I just got back from Vermont yesterday, which explains the lateness of this weekly post. I was teaching at the Vermont College of Fine Arts Postgraduate Writers’ Conference along with many of my favorite colleagues. (By the way, this conference, at least to my way of thinking, is one of the very best.) This morning, one of those colleagues, Dinty Moore, posted this quote from Jane Kenyon: “Be a good steward of your gifts. Protect your time. Feed your inner life. Avoid too much noise. Read good books, have good sentences in your ears. Be by yourself as often as [...]

By |2019-08-19T12:29:46-04:00August 19th, 2019|Blog|0 Comments

“Whatcha Doin’?”: Surviving a Writer’s Dry Season

I came back from teaching in the Miami of Ohio low-residency MFA program yesterday and found we’re still in the middle of a dry season here in Columbus. The lawns are brown and crunchy, and, truth be told, it depresses me to see them that way. Even those who are watering, or have irrigation systems, are having a hard time keeping up. The landscape makes me think of things ending, and not in that pretty, crisp-air, autumn sort of way. This dryness calls to mind a dormant land and a fallow period, one that suggests that things just might not [...]

By |2019-08-05T07:23:59-04:00August 5th, 2019|Blog|0 Comments

Teaching and Revising

I’m leading a fiction workshop this week—a good warmup for another academic year about to begin—and it occurs to me that the way I approach the discussion about a manuscript may offer a useful scheme for those interested in strategies for revising a first draft. My custom is to first consider—and to invite my workshop participants to consider—what the draft seems to be interested in.  What are its obsessions? To what does it devote the most space? What lies at its heart? Answering such questions inevitability leads to an articulation of the center of the piece. Such intimate knowledge is [...]

By |2019-07-29T08:51:10-04:00July 29th, 2019|Blog|4 Comments

Hot Enough?: Practicing Subtext in Dialogue

We’re having a heat wave. Temps in the mid-nineties. Heat indices well over a hundred. Cathy and I went out yesterday afternoon to do some shopping, and the volume of traffic was noticeably lower. The stores were a bit emptier. There was no waiting for a table at one of our favorite restaurants. If a city this size could ever seem like a ghost town, it came close yesterday. The malaise of a hot day in summer always reminds me of the scene in The Great Gatsby when Tom and Daisy and Nick and Jordan decide to drive into New [...]

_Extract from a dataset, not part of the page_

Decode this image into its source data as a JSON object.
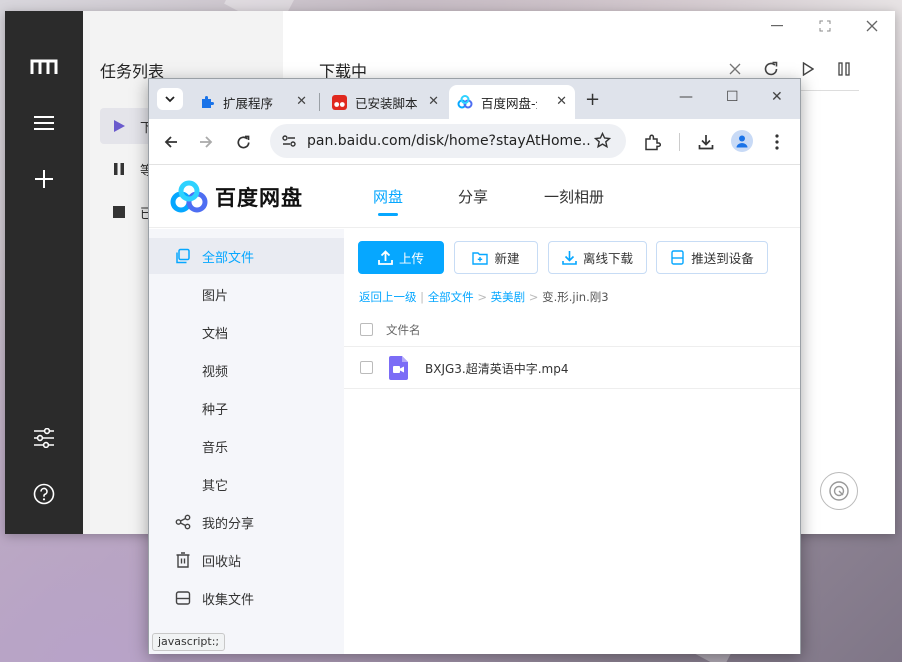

By |2019-07-22T08:18:40-04:00July 22nd, 2019|Blog|0 Comments

The Variation in the Habitual: Creating Scenes

We’ve hit a stretch of hot, dry days here in central Ohio, each day like the one before it. The grass is brown, the trees are dropping their leaves, the sun blazes. I long for a variation in the pattern, something out of the ordinary, something to make me say, “Ah, here’s something different.” Such is the lifeblood of scenes in a narrative. A good scene depends upon such dissimilarity. Otherwise, why have a scene at all. A character’s actions or words demand dramatization. We have to dramatize because something extraordinary has happened. This doesn’t mean some grand event like [...]

By |2019-07-15T08:05:15-04:00July 15th, 2019|Blog|3 Comments